[Stored data entries]
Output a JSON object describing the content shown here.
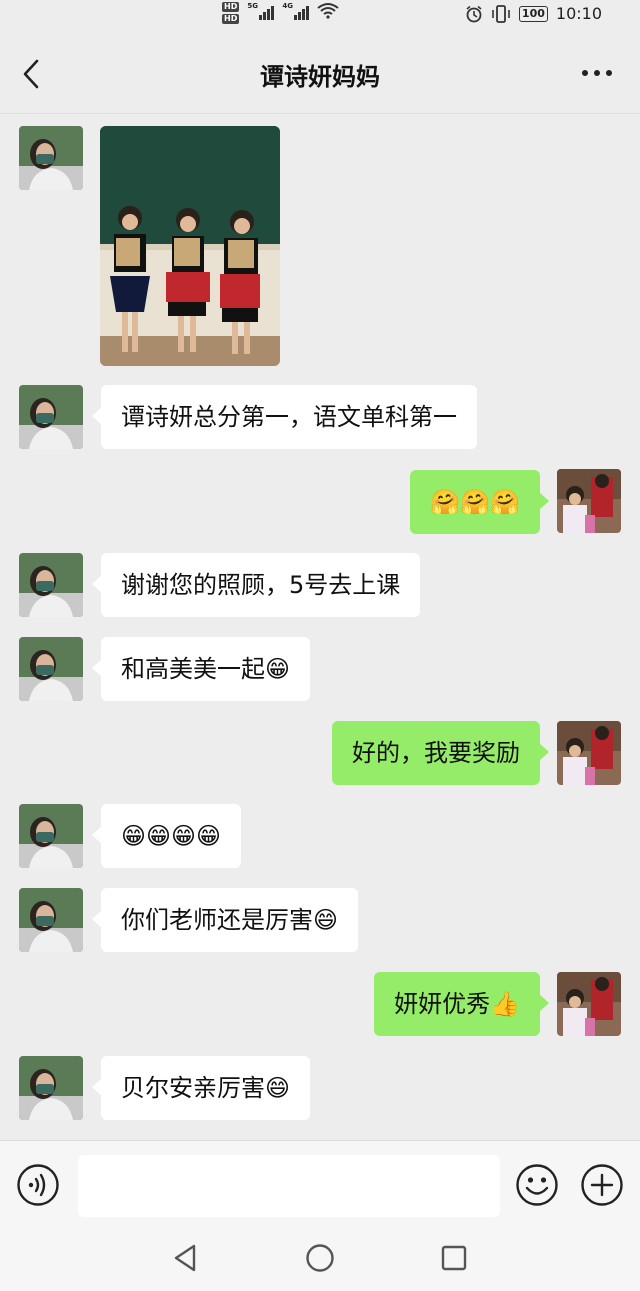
{
  "status_bar": {
    "hd1": "HD",
    "hd2": "HD",
    "net1": "5G",
    "net2": "4G",
    "battery": "100",
    "time": "10:10"
  },
  "header": {
    "title": "谭诗妍妈妈",
    "back_icon": "chevron-left-icon",
    "more_icon": "more-dots-icon"
  },
  "messages": [
    {
      "sender": "contact",
      "type": "image",
      "alt": ""
    },
    {
      "sender": "contact",
      "type": "text",
      "text": "谭诗妍总分第一，语文单科第一"
    },
    {
      "sender": "me",
      "type": "text",
      "text": "🤗🤗🤗"
    },
    {
      "sender": "contact",
      "type": "text",
      "text": "谢谢您的照顾，5号去上课"
    },
    {
      "sender": "contact",
      "type": "text",
      "text": "和高美美一起😁"
    },
    {
      "sender": "me",
      "type": "text",
      "text": "好的，我要奖励"
    },
    {
      "sender": "contact",
      "type": "text",
      "text": "😁😁😁😁"
    },
    {
      "sender": "contact",
      "type": "text",
      "text": "你们老师还是厉害😄"
    },
    {
      "sender": "me",
      "type": "text",
      "text": "妍妍优秀👍"
    },
    {
      "sender": "contact",
      "type": "text",
      "text": "贝尔安亲厉害😄"
    }
  ],
  "input_bar": {
    "placeholder": "",
    "voice_icon": "voice-icon",
    "emoji_icon": "smile-icon",
    "plus_icon": "plus-icon"
  },
  "colors": {
    "background": "#ededed",
    "incoming_bubble": "#ffffff",
    "outgoing_bubble": "#95ec69",
    "board_green": "#1f4a3c"
  }
}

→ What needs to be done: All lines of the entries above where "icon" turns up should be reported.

→ Answer for the task:
    "back_icon": "chevron-left-icon",
    "more_icon": "more-dots-icon"
    "voice_icon": "voice-icon",
    "emoji_icon": "smile-icon",
    "plus_icon": "plus-icon"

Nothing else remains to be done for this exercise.